──────── RECORDS FOR THE EXERCISE

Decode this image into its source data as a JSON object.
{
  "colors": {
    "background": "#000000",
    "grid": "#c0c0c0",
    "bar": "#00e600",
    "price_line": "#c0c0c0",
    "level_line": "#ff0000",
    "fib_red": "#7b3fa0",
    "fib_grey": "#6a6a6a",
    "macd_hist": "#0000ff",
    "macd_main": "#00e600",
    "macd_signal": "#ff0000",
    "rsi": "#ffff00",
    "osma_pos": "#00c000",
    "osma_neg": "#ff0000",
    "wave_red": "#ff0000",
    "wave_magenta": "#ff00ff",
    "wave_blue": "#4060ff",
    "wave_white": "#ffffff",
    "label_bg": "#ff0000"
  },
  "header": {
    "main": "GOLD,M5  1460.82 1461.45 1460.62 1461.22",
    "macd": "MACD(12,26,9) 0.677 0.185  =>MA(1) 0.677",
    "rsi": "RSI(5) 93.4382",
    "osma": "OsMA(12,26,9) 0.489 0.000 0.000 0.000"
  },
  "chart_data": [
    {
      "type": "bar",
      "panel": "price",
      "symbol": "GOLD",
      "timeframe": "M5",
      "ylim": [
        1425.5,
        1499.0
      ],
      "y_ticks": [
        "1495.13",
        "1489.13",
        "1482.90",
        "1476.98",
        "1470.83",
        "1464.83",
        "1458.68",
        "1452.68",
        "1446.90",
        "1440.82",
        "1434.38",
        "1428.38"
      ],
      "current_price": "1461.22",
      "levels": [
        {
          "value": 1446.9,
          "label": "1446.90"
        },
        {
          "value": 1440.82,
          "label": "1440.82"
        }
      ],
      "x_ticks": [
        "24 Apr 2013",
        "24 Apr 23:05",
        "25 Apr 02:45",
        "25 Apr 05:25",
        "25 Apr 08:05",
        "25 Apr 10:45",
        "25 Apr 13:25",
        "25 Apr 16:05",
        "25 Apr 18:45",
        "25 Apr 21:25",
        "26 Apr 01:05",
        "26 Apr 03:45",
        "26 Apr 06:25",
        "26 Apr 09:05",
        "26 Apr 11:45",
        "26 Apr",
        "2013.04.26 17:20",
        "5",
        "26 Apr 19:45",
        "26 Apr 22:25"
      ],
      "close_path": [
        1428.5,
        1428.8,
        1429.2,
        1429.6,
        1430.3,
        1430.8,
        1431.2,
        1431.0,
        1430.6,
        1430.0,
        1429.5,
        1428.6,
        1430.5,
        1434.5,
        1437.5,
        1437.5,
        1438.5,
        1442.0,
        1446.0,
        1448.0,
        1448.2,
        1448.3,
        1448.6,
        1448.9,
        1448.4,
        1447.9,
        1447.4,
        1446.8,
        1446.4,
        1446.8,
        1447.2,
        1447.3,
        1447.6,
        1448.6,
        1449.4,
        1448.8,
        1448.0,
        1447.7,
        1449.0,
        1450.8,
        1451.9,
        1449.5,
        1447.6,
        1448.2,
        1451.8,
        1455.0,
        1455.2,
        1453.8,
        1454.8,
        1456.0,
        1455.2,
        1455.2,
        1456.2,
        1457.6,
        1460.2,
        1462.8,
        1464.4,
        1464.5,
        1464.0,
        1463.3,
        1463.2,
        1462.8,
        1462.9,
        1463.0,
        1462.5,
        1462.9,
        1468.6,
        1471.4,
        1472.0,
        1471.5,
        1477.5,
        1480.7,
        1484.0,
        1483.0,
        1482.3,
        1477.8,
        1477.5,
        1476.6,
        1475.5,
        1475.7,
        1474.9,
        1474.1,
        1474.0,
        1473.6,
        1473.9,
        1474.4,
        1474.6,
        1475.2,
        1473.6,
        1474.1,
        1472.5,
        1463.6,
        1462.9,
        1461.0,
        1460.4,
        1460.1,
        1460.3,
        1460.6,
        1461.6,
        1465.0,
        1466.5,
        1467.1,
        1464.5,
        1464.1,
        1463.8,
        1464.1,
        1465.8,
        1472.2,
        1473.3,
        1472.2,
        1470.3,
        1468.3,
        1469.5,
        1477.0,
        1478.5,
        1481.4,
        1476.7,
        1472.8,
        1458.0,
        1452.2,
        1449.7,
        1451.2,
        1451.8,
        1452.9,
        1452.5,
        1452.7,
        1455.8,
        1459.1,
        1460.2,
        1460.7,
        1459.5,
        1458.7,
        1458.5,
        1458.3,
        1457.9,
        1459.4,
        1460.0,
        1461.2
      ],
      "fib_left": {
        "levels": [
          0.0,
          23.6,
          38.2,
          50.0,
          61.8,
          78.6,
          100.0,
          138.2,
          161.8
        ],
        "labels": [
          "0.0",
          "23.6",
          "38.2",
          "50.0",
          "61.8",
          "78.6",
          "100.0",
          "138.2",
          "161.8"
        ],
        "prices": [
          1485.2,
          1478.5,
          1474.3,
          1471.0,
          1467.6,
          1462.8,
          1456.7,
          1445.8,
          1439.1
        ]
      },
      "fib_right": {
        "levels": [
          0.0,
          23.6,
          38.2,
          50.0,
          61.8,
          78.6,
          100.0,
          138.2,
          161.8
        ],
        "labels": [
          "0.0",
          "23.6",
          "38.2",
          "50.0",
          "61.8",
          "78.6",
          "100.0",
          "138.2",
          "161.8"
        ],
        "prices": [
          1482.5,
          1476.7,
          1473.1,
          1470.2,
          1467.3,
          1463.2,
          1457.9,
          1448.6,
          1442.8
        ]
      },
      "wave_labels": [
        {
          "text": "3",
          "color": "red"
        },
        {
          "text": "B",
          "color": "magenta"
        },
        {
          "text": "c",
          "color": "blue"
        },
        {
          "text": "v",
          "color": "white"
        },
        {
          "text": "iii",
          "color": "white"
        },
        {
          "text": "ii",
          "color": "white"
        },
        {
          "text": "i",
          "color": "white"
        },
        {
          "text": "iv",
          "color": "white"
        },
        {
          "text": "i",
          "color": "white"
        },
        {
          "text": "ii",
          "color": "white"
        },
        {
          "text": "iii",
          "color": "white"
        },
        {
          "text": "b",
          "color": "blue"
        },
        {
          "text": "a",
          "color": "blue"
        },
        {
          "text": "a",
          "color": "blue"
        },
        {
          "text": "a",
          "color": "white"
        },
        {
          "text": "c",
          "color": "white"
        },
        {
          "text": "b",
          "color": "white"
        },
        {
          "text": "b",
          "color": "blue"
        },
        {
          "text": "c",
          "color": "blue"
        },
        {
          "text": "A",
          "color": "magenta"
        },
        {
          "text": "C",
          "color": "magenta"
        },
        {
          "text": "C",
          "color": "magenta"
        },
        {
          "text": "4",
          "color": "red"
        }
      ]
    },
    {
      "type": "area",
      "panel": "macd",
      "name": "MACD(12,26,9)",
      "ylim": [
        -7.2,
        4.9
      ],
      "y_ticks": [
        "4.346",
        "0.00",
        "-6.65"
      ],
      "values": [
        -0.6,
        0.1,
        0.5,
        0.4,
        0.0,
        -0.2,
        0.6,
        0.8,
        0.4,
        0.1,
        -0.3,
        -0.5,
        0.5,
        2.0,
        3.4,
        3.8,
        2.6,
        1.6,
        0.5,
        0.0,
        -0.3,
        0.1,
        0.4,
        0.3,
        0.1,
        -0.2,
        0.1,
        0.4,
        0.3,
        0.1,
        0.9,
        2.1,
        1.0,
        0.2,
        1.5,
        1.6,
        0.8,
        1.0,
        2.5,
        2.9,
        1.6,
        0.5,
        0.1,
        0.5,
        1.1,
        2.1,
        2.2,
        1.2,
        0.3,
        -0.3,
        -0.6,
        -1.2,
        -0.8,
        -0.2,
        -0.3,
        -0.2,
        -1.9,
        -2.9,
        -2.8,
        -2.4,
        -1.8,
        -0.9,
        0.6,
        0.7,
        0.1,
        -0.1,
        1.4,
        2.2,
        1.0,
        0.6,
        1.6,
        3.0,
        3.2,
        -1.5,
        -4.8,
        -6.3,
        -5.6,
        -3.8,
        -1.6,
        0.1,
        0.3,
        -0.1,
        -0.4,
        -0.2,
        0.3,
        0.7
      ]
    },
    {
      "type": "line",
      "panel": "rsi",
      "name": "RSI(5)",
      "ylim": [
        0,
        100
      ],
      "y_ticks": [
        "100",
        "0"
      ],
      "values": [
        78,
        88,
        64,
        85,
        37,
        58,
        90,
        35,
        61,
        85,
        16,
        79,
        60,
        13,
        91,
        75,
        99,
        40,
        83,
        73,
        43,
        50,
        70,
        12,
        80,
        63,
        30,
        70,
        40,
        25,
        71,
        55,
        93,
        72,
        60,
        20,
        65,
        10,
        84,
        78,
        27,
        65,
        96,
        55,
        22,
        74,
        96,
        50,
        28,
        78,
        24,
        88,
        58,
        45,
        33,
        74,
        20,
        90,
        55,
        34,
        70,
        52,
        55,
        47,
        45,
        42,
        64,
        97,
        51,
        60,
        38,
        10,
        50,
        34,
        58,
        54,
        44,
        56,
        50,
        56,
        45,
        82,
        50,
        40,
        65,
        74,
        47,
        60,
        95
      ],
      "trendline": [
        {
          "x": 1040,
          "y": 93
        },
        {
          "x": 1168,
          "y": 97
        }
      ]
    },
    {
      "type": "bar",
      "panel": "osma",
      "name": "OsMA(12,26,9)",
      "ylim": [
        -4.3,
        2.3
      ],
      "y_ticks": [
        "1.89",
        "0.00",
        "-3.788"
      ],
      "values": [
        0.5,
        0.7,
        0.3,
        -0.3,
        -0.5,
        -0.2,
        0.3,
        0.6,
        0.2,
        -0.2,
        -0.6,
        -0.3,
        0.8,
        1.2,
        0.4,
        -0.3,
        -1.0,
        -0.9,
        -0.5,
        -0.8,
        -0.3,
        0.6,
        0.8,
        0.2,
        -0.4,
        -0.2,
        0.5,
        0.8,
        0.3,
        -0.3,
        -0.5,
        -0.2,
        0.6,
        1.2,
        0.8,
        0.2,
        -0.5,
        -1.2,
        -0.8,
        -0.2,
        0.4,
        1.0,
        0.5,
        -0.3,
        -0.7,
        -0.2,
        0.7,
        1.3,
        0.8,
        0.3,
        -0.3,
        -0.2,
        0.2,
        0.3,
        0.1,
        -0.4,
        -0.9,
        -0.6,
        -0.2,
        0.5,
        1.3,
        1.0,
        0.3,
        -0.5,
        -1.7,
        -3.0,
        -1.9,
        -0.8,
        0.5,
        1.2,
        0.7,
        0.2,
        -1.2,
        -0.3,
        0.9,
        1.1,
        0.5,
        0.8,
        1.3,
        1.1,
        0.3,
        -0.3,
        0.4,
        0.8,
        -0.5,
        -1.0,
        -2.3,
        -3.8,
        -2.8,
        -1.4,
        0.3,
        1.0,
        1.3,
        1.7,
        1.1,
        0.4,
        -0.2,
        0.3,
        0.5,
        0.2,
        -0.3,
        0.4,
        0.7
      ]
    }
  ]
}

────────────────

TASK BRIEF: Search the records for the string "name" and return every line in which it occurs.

YOUR SOLUTION:
      "name": "MACD(12,26,9)",
      "name": "RSI(5)",
      "name": "OsMA(12,26,9)",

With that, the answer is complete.